The line between what cinema is and what it ought to be is one that is being crossed increasingly rarely, according to film historian and critic AndrÃ© Habib.
Last Friday’s Mary Ann Beckett-Baxter Memorial Lecture held at Concordia University was called “Can we still think with images?” and headed by Habib and filmmaker Rodrigue Jean. The talk was preceded by a screening of Jean’s critically acclaimed documentary Hommes Ã Louer. The Jutra-nominated film is a series of interviews with 11 male prostitutes from across Montreal over the course of a year. It’s a harrowing and disturbing account of a dark pocket of society where prejudices abound. There’s no sugar-coating the facts in Hommes Ã Louer; it isn’t a Michael Moore-type documentary with a ton of voice-over and crazy graphs and music &- there are none. The audience is left to its own devices to make up its own mind about these men.

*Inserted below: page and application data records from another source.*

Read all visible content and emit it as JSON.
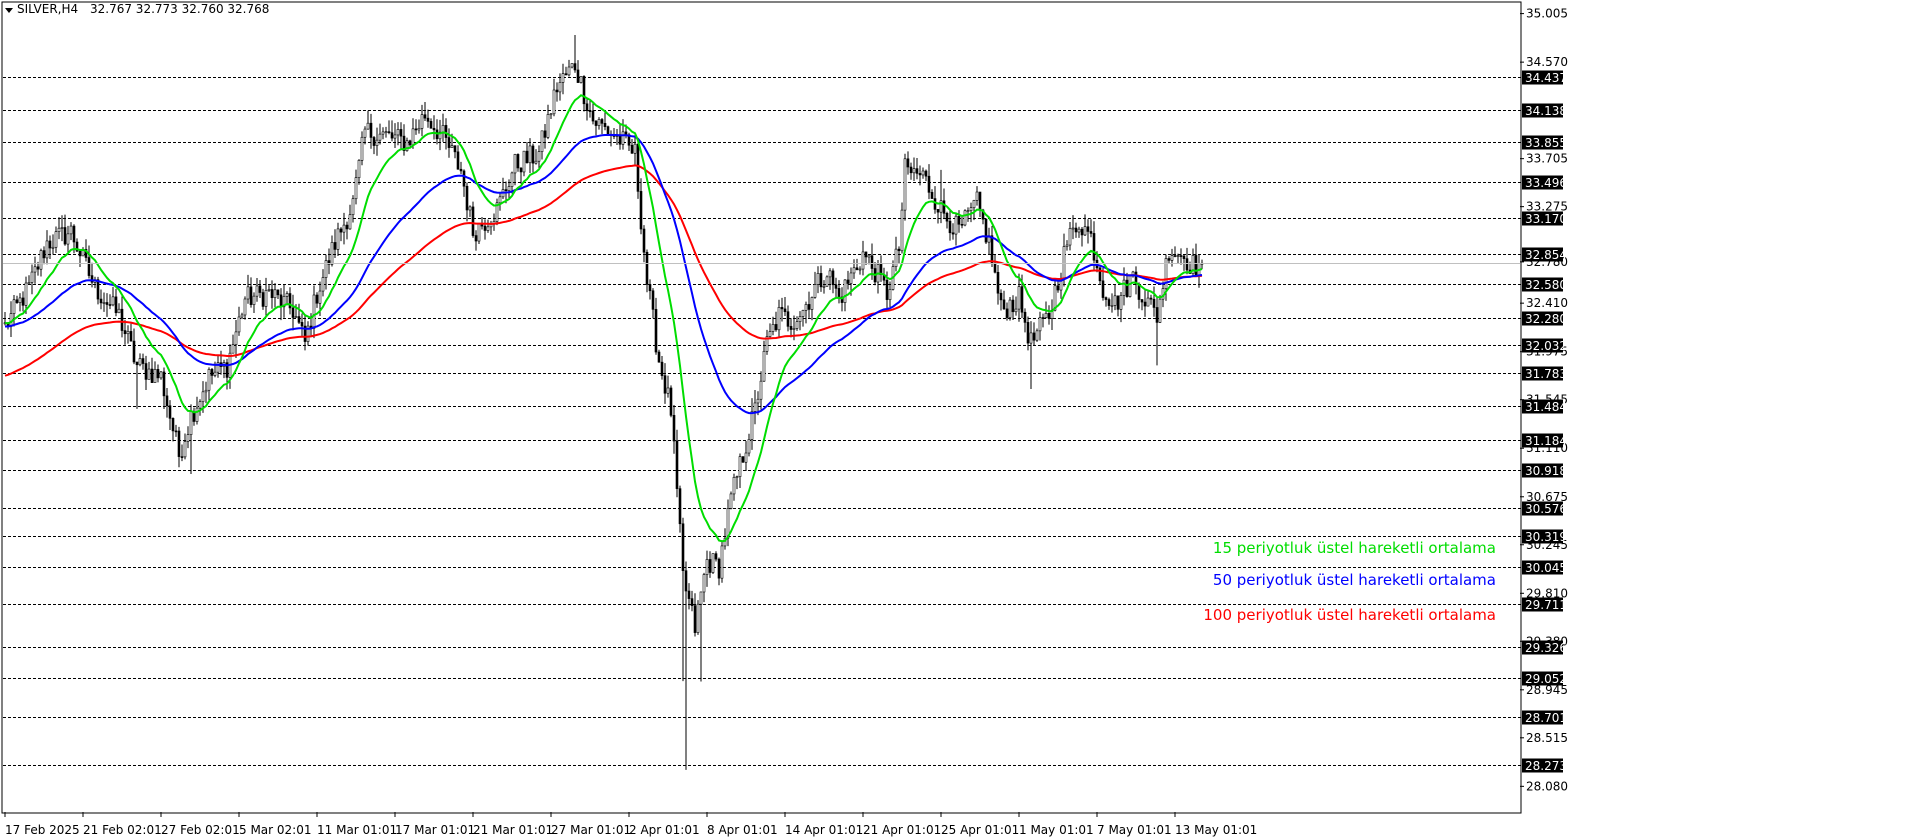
{
  "header": {
    "symbol": "SILVER,H4",
    "ohlc": "32.767 32.773 32.760 32.768"
  },
  "colors": {
    "ema15": "#00dd00",
    "ema50": "#0000ff",
    "ema100": "#ff0000",
    "candles": "#000000",
    "level_label_bg": "#000000",
    "grid": "#000000"
  },
  "legend": {
    "ema15": "15 periyotluk üstel hareketli ortalama",
    "ema50": "50 periyotluk üstel hareketli ortalama",
    "ema100": "100 periyotluk üstel hareketli ortalama"
  },
  "chart_data": {
    "type": "line",
    "ylim": [
      27.85,
      35.1
    ],
    "y_ticks": [
      "35.005",
      "34.570",
      "33.705",
      "33.275",
      "32.780",
      "32.410",
      "31.975",
      "31.545",
      "31.110",
      "30.675",
      "30.245",
      "29.810",
      "29.380",
      "28.945",
      "28.515",
      "28.080"
    ],
    "y_tick_values": [
      35.005,
      34.57,
      33.705,
      33.275,
      32.78,
      32.41,
      31.975,
      31.545,
      31.11,
      30.675,
      30.245,
      29.81,
      29.38,
      28.945,
      28.515,
      28.08
    ],
    "levels": [
      "34.437",
      "34.138",
      "33.855",
      "33.496",
      "33.170",
      "32.854",
      "32.580",
      "32.280",
      "32.032",
      "31.783",
      "31.484",
      "31.184",
      "30.918",
      "30.576",
      "30.319",
      "30.045",
      "29.711",
      "29.326",
      "29.052",
      "28.701",
      "28.273"
    ],
    "level_values": [
      34.437,
      34.138,
      33.855,
      33.496,
      33.17,
      32.854,
      32.58,
      32.28,
      32.032,
      31.783,
      31.484,
      31.184,
      30.918,
      30.576,
      30.319,
      30.045,
      29.711,
      29.326,
      29.052,
      28.701,
      28.273
    ],
    "current_price": 32.768,
    "x_labels": [
      "17 Feb 2025",
      "21 Feb 02:01",
      "27 Feb 02:01",
      "5 Mar 02:01",
      "11 Mar 01:01",
      "17 Mar 01:01",
      "21 Mar 01:01",
      "27 Mar 01:01",
      "2 Apr 01:01",
      "8 Apr 01:01",
      "14 Apr 01:01",
      "21 Apr 01:01",
      "25 Apr 01:01",
      "1 May 01:01",
      "7 May 01:01",
      "13 May 01:01"
    ],
    "x_label_bars": [
      0,
      26,
      52,
      78,
      104,
      130,
      156,
      182,
      208,
      234,
      260,
      286,
      312,
      338,
      364,
      390
    ],
    "bar_count": 400,
    "price_path": [
      [
        0,
        32.2
      ],
      [
        8,
        32.55
      ],
      [
        14,
        32.95
      ],
      [
        22,
        33.05
      ],
      [
        30,
        32.55
      ],
      [
        38,
        32.3
      ],
      [
        44,
        31.85
      ],
      [
        52,
        31.75
      ],
      [
        58,
        31.05
      ],
      [
        62,
        31.4
      ],
      [
        68,
        31.75
      ],
      [
        74,
        31.85
      ],
      [
        80,
        32.45
      ],
      [
        88,
        32.5
      ],
      [
        96,
        32.35
      ],
      [
        100,
        32.05
      ],
      [
        104,
        32.5
      ],
      [
        110,
        32.95
      ],
      [
        116,
        33.3
      ],
      [
        120,
        33.95
      ],
      [
        128,
        33.9
      ],
      [
        134,
        33.85
      ],
      [
        140,
        34.1
      ],
      [
        146,
        33.9
      ],
      [
        152,
        33.6
      ],
      [
        156,
        33.05
      ],
      [
        164,
        33.25
      ],
      [
        170,
        33.65
      ],
      [
        178,
        33.75
      ],
      [
        184,
        34.35
      ],
      [
        190,
        34.55
      ],
      [
        196,
        34.05
      ],
      [
        204,
        33.9
      ],
      [
        210,
        33.75
      ],
      [
        214,
        32.6
      ],
      [
        218,
        31.9
      ],
      [
        222,
        31.45
      ],
      [
        226,
        29.95
      ],
      [
        230,
        29.5
      ],
      [
        234,
        30.1
      ],
      [
        238,
        30.05
      ],
      [
        242,
        30.65
      ],
      [
        246,
        31.05
      ],
      [
        250,
        31.45
      ],
      [
        254,
        32.05
      ],
      [
        258,
        32.3
      ],
      [
        262,
        32.25
      ],
      [
        266,
        32.35
      ],
      [
        270,
        32.55
      ],
      [
        274,
        32.7
      ],
      [
        278,
        32.45
      ],
      [
        282,
        32.65
      ],
      [
        286,
        32.85
      ],
      [
        290,
        32.7
      ],
      [
        294,
        32.5
      ],
      [
        298,
        32.9
      ],
      [
        300,
        33.6
      ],
      [
        306,
        33.55
      ],
      [
        312,
        33.25
      ],
      [
        318,
        33.05
      ],
      [
        324,
        33.3
      ],
      [
        328,
        32.95
      ],
      [
        332,
        32.35
      ],
      [
        338,
        32.45
      ],
      [
        342,
        32.05
      ],
      [
        348,
        32.3
      ],
      [
        354,
        32.95
      ],
      [
        358,
        33.15
      ],
      [
        362,
        33.0
      ],
      [
        366,
        32.55
      ],
      [
        370,
        32.4
      ],
      [
        376,
        32.65
      ],
      [
        380,
        32.45
      ],
      [
        384,
        32.3
      ],
      [
        388,
        32.9
      ],
      [
        392,
        32.85
      ],
      [
        396,
        32.75
      ],
      [
        399,
        32.768
      ]
    ]
  }
}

Habib wasn’t involved with the production of the film, but he is a keen supporter of Hommes Ã Louer and films like it. Too often, he believes films that are supposed to make you think actually just tell you what to think. Not the case with Hommes Ã Louer.
Habib and Jean first met after a screening of the director’s film. At that point, the fate of the film and whether it would even be released were unsure.
Having been moved by it, Habib became a “militant activist, fighting so that [Jean’s] film be recognized and released.” Hommes Ã Louer took over a year to produce and even longer to edit and put together (Jean had over 200 hours of material to go through), but the National Film Board had been blocking its release for over two years, worried about its length (a rough cut of the film was nine hours at one point) and lack of point of view.
Habib describes the lecture as a “philosophical show and tell”: the lecturers showed clips from two films out of Palestine and discussed how one was “telling you what to think” with the use of voice-over and other techniques, while the other, “through aesthetic distance and so on, opens up a space for thought.”
Habib and Jean also took on the Internet and its faulty promise of democratic participation. While the idea encourages everyone to participate and react to images online, according to Habib and Jean, the reality is that the images and the reactions they are supposed to elicit are diluted.
Another problem Habib sees is the reluctance for producers and distributors to get behind films like Hommes Ã Louer. He thinks they don’t have enough faith in the public’s ability to embrace non-conventionally-commercial films. There is also the trouble with publicity. How can films be expected to perform well at the box office if no one has heard of them? In Canada and Quebec, filmmakers and artists are dependent on other people to get the word out on their projects.
The increased access to multimedia, in the end, impairs the public’s ability to think on its own, Habib says. On television, he said, even though the images shown on news channels are “real,” they are “mediated through [a] narrative process.”
The problem is not unique to television or fictional films either. Some documentaries suffer from it, too. “The audience is taken by the hand and is told what they’re supposed to think and see,” said Habib. Voice-overs, narratives and music are three of many “problematic” techniques used by filmmakers.While they may feel they are being respectful of the audience by providing information, Habib believes they are actually “disempowering people in their own capacity to make ideas for themselves.”
Habib is not convinced that Hommes Ã Louer’s Jutra nomination for Best Documentary will translate into more films like it being made. For now, the sad truth is that worthy and informative films are becoming a rarer breed if they have no, low or uncertain commercial appeal.